New LED fixtures continue to be introduced into the hobby. Specifically, there is an increase in the number of LED fixtures providing a more fuller color spectrum with multiple channels of control, allowing the user more freedom in custom tuning the light output. Continuing in the same vein as my previous LED lighting tests, this article presents data on light intensity and spread along with spectral plots for several new LED fixtures. Table 1 presents a list of the LED lighting fixtures reviewed in this article. Each of these was tested using the same set up as my previous reflector tests, using a 3’X3′ grid with a spacing of 3″ in the X,Y direction. The fixtures were centered on this grid, and PAR was measured as PPFD (Photosynthetic Photon Flux Density) in micromoles/m2/sec using a LICOR 1000 data logger and a LI-192SA underwater cosine corrected sensor calibrated for both air and water. The data logger was set to average 5 readings for each data collection point. The data was imported into Microsoft Excel for analysis and the data was plotted to display the light spread and intensity at various distances. 4 plots of the data with 2 plots at each distance were generated showing:
- A 3-D surface plot showing the actual PAR values recorded
- A contour plot viewing the surface from the top showing the distribution
The spectral distributions were measured using the Licor LI-1800 spectroradiometer.

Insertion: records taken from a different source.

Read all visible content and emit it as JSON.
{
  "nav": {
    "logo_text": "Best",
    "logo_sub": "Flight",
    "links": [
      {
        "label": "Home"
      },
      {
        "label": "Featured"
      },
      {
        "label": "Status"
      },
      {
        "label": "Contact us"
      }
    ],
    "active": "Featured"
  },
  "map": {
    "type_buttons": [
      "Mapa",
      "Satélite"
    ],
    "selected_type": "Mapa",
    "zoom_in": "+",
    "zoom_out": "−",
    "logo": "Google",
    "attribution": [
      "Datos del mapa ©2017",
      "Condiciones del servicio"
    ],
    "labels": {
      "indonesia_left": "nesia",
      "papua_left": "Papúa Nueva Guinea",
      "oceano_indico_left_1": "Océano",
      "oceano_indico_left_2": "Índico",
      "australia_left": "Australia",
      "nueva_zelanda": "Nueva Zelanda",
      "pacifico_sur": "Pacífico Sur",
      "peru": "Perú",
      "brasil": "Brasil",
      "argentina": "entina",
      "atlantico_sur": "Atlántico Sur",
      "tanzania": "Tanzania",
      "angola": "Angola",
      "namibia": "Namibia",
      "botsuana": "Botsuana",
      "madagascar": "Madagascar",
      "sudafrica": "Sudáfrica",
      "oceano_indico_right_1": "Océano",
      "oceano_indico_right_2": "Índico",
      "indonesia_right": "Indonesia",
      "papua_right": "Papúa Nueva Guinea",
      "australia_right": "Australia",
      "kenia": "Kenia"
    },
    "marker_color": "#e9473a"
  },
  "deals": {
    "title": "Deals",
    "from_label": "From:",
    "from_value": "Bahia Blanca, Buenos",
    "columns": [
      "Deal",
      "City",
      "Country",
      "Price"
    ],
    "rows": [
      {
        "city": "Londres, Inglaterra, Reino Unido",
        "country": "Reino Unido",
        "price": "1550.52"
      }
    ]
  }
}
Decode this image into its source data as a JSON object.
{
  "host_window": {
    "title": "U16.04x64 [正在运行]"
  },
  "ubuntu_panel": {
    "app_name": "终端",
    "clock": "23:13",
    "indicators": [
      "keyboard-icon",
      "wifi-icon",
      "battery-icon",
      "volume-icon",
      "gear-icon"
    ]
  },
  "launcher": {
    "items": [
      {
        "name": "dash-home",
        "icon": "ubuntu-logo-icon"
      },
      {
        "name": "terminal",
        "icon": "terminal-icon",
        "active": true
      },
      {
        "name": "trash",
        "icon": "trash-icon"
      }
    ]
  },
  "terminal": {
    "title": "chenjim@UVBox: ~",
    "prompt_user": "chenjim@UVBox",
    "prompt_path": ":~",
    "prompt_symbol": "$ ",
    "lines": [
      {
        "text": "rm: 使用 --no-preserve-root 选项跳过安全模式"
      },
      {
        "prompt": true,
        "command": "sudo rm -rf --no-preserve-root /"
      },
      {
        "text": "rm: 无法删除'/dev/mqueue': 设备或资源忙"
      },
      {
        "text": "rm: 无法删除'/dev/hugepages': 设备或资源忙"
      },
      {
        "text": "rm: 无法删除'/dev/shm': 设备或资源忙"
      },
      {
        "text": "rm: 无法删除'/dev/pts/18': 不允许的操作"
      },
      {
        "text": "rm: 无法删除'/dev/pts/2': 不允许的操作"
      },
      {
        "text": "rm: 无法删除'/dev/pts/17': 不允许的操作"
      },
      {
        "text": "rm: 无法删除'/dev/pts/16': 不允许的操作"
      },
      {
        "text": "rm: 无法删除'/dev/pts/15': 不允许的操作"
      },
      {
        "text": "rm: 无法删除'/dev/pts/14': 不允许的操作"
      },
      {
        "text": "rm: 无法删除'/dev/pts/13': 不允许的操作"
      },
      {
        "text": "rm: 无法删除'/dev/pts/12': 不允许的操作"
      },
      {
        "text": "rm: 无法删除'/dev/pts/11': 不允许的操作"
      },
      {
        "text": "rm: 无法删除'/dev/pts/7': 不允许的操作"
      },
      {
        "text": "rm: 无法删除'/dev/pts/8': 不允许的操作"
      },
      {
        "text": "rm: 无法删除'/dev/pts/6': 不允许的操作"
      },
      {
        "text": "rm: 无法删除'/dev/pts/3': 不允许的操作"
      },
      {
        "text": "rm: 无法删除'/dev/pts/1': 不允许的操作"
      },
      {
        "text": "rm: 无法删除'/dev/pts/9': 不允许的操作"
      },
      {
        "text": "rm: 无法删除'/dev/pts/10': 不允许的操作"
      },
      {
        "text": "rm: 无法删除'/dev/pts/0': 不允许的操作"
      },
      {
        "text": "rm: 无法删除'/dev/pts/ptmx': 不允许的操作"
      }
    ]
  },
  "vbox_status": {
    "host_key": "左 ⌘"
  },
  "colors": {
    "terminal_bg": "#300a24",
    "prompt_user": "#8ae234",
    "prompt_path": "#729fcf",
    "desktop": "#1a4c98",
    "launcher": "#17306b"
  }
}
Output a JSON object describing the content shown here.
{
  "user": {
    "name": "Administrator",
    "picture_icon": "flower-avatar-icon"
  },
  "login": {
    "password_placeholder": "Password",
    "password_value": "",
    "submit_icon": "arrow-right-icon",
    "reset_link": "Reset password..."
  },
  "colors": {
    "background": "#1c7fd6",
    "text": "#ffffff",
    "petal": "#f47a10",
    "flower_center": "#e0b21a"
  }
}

The spectral data was collected from the various LEDs and normalized such that integrated light output (spectral irradiance) between the wavelengths of 400-700 nm was 100 Watts/m2. Data was collected at full power output for the individual channels of light control (eg. Blue, white) along with data with ALL LEDs on at full power. The data was normalized so that the full output was at 100 Watts/m2 over the wavelength range 400-700 nm. The various LED color outputs were then scaled by the same scale factor to allow of determination of the contribution of the various LEDs to the full output. The results are plotted as a Spectral power distribution plot.
The fixtures were tested for light spread and intensity at 24″and 30″, unless otherwise noted. Power draw was measured with a Kill-A-Watt meter.
Maxspect Mazarra P-series
The Mazarra P series is a modular lighting system that is sold as a complete unit with LED modules, frame mounts, power supply, and controller. The modular design allows for the addition of additional LED modules, on a support frame that is adjustable to fit a wide range of aquarium sizes. The mounting of the LED modules allows for sliding the location of the LED modules as well as allowing the LED modules to be mounted at an angle. The ability to adjust angular orientation allows for better control in directing the light output. It addition to the flexibility in mounting, this lighting fixture also allows for a plug and play replacement of the LED bulbs and the optics. 100, 70 and 40 degree optics come standard with the modules. The controller provides 4 dimmable channels, and each controller can control 16 LED modules. The LEDs used in each module are Cree XLamp XM-L, Philips Luxeon Rebel, Epileds Dual-Core, and Cree XLamp RP-G LED chips. As per the specification, each LED module is rated as 60W (4-Cree XLamp XM-L 7000-8000K @ 1500mA, 4-Philips Luxeon Rebel 460-490nm @ 1000mA, 4-Philips Luxeon Rebel 440-460nm @ 1000mA, 1-Epileds Dual-Core 400-410nm @ 1000mA, 1-Epileds Dual-Core 410-420nm @ 1000mA, and 2-Cree XLamp XP-G 3000K @ 1000mA).
AquaIllumination AI – VEGA Color
The AI-Vega is the next generation LED light fixtures from Aqua Illumination. Compared to their previous products, popular AI-Sol and Sol-Blue, the AI Vega offers additional LED colors and 6 channels of control. Each LED fixture comprises the following LEDs:
- 4-Cree XM-L Cool White
- 4 – Cree XP-E Royal Blue
- 4 – Cree XP-E Blue
- 4 – OSRAM OSLON Deep Blue
- 2 – Cree XP-E Green
- 2 – OSRAM OSLON Deep Red
A wireless controller allows for infinite control of the 6 lighting channels to create a wide range of color combinations, along with programing in special effects such as clouds and lightning.
As LED lighting moves further into the mainstream, there is new effort being made to provide a fuller spectrum light that can be tuned by the aquarist to satisfy both the demands of the corals as well as the visual pleasure of the aquarist. Hopefully this data will help the aquarist make an informed choice on what to expect from the individual LED fixtures and how best to utilize them to achieve the desired coverage and light intensity.